St Cynog's Church in Defynnog contains an ancient stone with Ogham inscriptions. Though most of the attractive building we see today is 15th century, the origins of St Cynog's go back to at least the Norman period if not earlier. There is 11th century stonework in the north vestry wall, and the font and holy water stoup may be 11th century or possibly even pre-Norman. The richly carved font is inscribed with Runic letters, the only example in Wales of a Runic inscription.

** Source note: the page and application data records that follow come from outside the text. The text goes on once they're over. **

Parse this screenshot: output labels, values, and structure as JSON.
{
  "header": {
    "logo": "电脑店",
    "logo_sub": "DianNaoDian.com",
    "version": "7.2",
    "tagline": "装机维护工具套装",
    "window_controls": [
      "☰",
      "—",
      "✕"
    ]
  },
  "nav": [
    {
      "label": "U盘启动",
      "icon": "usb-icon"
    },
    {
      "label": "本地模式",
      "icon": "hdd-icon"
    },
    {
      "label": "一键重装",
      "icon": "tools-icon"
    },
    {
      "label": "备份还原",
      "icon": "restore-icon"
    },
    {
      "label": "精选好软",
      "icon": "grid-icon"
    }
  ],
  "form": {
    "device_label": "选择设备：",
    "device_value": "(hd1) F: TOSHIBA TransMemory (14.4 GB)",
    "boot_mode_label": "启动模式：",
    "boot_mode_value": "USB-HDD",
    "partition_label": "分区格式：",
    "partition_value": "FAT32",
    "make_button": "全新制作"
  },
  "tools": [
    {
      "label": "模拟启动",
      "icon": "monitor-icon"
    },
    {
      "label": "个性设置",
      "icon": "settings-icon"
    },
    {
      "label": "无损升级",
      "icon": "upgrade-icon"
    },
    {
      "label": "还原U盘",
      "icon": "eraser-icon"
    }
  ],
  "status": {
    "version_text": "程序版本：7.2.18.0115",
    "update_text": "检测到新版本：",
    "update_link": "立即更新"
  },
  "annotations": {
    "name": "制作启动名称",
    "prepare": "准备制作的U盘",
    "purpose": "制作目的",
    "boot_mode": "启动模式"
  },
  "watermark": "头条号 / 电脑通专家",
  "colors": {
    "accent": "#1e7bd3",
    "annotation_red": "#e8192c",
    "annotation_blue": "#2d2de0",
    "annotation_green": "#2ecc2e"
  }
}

The churchyard contains several yew trees, of which the largest has a girth large enough for it to be 1300–3000 years old. An adjacent yew was reported in 2014 to be genetically identical to the largest, leading to conjecture in the popular press that the two trees were remnants of a single 5000-year-old tree; but this conjecture has been disputed on the grounds that layering is a more plausible origin for the adjacent tree. The crown of the largest tree is 60 ft in diameter.References:

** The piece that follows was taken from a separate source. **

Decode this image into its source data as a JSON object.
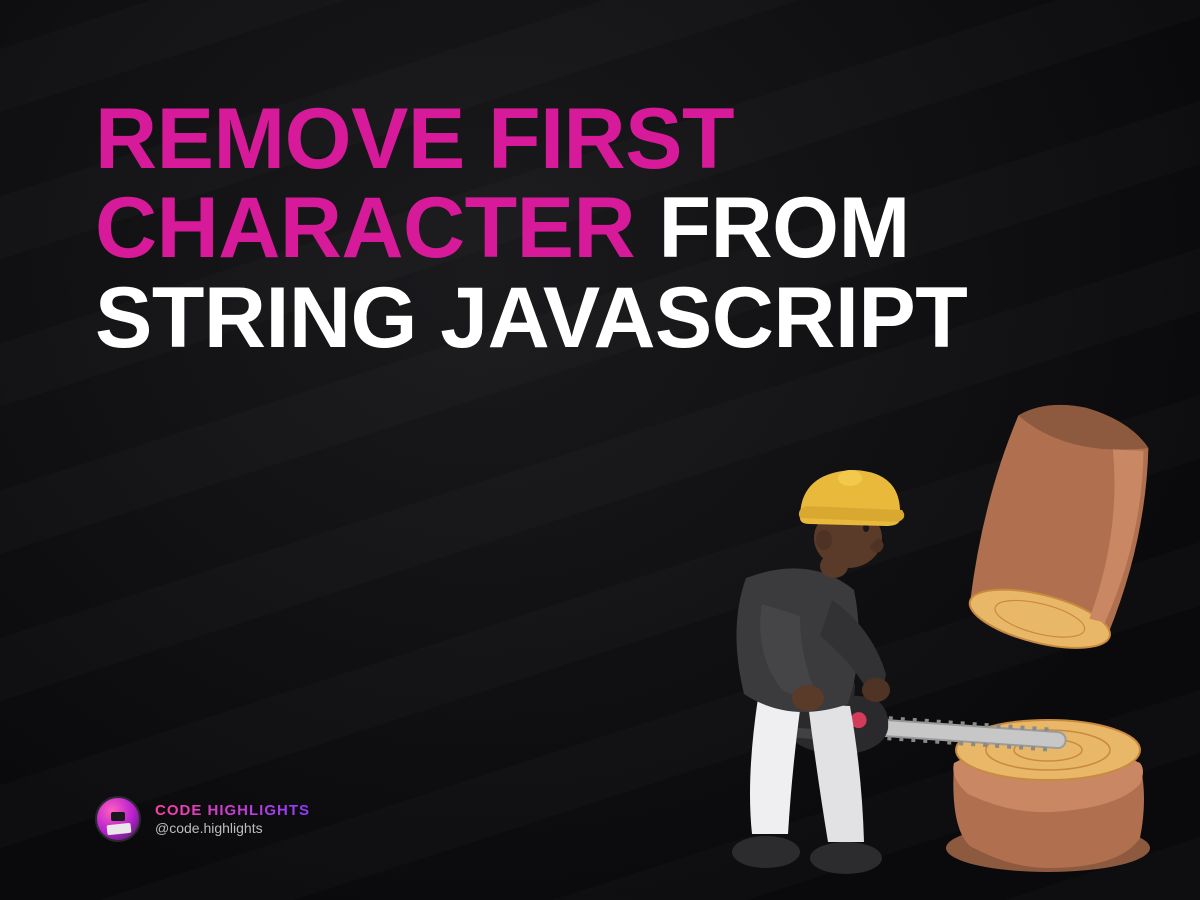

La Hougue Bie is a Neolithic ritual site which was in use around 3500 BC. Hougue is a Jèrriais/Norman language word meaning a \'mound\' and comes from the Old Norse word haugr. The site consists of 18.6m long passage chamber covered by a 12.2m high mound. The site was first excavated in 1925 by the Société Jersiaise. Fragments of twenty vase supports were found along with the scattered remains of at least eight individuals. Gravegoods, mostly pottery, were also present. At some time in the past, the site had evidently been entered and ransacked.

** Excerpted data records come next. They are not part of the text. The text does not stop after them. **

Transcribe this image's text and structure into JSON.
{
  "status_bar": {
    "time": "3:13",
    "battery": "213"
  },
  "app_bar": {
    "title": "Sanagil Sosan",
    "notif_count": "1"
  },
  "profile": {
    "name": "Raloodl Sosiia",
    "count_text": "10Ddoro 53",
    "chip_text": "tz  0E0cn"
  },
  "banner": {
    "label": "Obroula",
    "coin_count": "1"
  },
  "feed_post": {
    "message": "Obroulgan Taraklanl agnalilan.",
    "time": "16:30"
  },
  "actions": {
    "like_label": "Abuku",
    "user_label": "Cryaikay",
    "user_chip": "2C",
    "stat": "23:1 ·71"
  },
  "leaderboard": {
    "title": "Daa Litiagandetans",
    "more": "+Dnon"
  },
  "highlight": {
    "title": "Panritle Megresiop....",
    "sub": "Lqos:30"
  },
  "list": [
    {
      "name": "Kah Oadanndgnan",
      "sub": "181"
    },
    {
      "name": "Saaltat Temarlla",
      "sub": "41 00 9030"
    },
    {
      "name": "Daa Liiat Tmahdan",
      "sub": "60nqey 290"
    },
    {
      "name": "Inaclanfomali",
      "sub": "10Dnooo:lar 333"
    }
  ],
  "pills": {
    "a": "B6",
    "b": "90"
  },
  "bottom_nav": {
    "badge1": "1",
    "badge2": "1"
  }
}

In Western Europe, it is one of the largest and best preserved passage graves and the most impressive and best preserved monument of Armorican Passage Grave group. Although they are termed \'passage graves\', they were ceremonial sites, whose function was more similar to churches or cathedrals, where burials were incidental.